  26. [LPY12]
    Libert, B., Peters, T., Yung, M.: Group signatures with almost-for-free revocation. In: Safavi-Naini, R., Canetti, R. (eds.) CRYPTO 2012. LNCS, vol. 7417, pp. 571–589. Springer, Heidelberg (2012)CrossRefGoogle Scholar
  27. [LPY15]
    Libert, B., Peters, T., Yung, M.: Short group signatures via structure-preserving signatures: standard model security from simple assumptions. In: Gennaro, R., Robshaw, M. (eds.) CRYPTO 2015. LNCS, vol. 9216, pp. 296–316. Springer, Heidelberg (2015)CrossRefGoogle Scholar
  28. [Nec94]
    Nechaev, V.I.: Complexity of a determinate algorithm for the discrete logarithm. Mat. Zametki 55(2), 91–101 (1994)MathSciNetzbMATHGoogle Scholar
  29. [Sho97]
    Shoup, V.: Lower bounds for discrete logarithms and related problems. In: Fumy, W. (ed.) EUROCRYPT 1997. LNCS, vol. 1233, pp. 256–266. Springer, Heidelberg (1997)CrossRefGoogle Scholar
  30. [ZLG12]
    Zhang, J., Li, Z., Guo, H.: Anonymous transferable conditional E-cash.

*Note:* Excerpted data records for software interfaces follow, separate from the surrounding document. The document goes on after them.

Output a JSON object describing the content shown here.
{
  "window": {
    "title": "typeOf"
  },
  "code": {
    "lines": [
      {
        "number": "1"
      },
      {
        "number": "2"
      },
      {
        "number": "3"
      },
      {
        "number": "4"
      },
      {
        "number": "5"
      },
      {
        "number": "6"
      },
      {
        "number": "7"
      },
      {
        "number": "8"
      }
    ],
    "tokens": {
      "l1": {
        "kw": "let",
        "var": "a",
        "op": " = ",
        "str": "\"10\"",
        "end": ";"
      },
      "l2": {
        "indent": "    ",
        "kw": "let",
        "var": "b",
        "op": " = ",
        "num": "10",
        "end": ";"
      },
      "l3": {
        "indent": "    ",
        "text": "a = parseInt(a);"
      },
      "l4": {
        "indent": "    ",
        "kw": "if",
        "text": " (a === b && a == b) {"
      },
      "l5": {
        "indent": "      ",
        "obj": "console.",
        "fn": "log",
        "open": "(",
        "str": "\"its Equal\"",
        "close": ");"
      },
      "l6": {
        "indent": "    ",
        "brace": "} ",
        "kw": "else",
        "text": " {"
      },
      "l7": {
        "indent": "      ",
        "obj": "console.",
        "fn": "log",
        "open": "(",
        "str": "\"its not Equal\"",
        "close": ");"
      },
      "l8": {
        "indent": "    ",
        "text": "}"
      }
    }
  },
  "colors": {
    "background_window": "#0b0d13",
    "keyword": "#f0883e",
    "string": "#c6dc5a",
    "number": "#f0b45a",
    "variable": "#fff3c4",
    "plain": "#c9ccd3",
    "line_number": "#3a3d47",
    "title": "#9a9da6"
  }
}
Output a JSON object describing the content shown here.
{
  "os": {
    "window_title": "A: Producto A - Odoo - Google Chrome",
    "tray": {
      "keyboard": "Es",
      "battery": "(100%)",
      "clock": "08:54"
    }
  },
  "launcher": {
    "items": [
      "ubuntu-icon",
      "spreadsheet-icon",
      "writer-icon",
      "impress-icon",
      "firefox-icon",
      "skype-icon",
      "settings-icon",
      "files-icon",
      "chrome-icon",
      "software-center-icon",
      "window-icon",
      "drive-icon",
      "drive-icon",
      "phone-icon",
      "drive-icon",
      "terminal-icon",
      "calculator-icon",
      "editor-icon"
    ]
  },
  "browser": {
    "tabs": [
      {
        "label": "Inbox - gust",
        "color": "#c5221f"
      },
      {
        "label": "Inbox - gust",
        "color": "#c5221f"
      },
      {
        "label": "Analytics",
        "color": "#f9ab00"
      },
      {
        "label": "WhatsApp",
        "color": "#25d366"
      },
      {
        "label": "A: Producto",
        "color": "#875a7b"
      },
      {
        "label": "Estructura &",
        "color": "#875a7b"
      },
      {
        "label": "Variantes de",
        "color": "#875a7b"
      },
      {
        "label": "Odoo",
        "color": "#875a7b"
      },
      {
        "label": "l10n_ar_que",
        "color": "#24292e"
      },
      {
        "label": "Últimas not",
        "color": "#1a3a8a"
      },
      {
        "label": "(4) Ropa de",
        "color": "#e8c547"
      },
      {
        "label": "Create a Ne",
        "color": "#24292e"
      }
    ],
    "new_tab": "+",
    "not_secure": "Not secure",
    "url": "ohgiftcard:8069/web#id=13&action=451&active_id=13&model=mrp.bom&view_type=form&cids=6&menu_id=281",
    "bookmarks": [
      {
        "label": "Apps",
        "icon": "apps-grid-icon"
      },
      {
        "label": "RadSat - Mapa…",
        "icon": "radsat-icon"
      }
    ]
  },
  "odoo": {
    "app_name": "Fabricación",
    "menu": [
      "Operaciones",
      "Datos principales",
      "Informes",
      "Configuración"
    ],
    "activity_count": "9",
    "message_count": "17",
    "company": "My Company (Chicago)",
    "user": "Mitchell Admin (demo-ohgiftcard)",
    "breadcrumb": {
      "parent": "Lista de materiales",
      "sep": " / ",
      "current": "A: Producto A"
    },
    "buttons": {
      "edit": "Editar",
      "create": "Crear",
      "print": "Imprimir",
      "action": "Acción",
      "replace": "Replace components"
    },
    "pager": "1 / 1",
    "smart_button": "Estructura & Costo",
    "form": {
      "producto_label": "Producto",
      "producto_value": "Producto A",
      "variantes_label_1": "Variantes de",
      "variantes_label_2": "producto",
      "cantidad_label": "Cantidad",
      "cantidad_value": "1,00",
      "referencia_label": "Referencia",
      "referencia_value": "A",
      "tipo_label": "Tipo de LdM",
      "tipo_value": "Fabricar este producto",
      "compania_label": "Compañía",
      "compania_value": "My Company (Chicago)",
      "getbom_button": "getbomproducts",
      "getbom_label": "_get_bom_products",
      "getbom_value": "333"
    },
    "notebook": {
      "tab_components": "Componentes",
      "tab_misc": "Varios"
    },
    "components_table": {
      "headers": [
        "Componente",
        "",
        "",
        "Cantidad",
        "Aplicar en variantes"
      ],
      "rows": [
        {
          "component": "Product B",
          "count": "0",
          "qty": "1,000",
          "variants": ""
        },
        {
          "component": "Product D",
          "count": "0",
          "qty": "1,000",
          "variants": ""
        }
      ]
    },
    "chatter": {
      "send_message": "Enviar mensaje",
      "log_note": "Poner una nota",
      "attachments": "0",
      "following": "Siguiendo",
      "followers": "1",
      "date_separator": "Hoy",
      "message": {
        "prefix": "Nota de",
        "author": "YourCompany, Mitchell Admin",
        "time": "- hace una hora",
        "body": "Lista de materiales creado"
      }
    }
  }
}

In: Keromytis, A.D., Di Pietro, R. (eds.) SecureComm 2012. LNICST, vol. 106, pp. 45–60. Springer, Heidelberg (2013)CrossRefGoogle Scholar

Copyright information

© International Association for Cryptologc Research 2015

Authors and Affiliations

  1. 1.University College LondonLondonUK

Personalised recommendations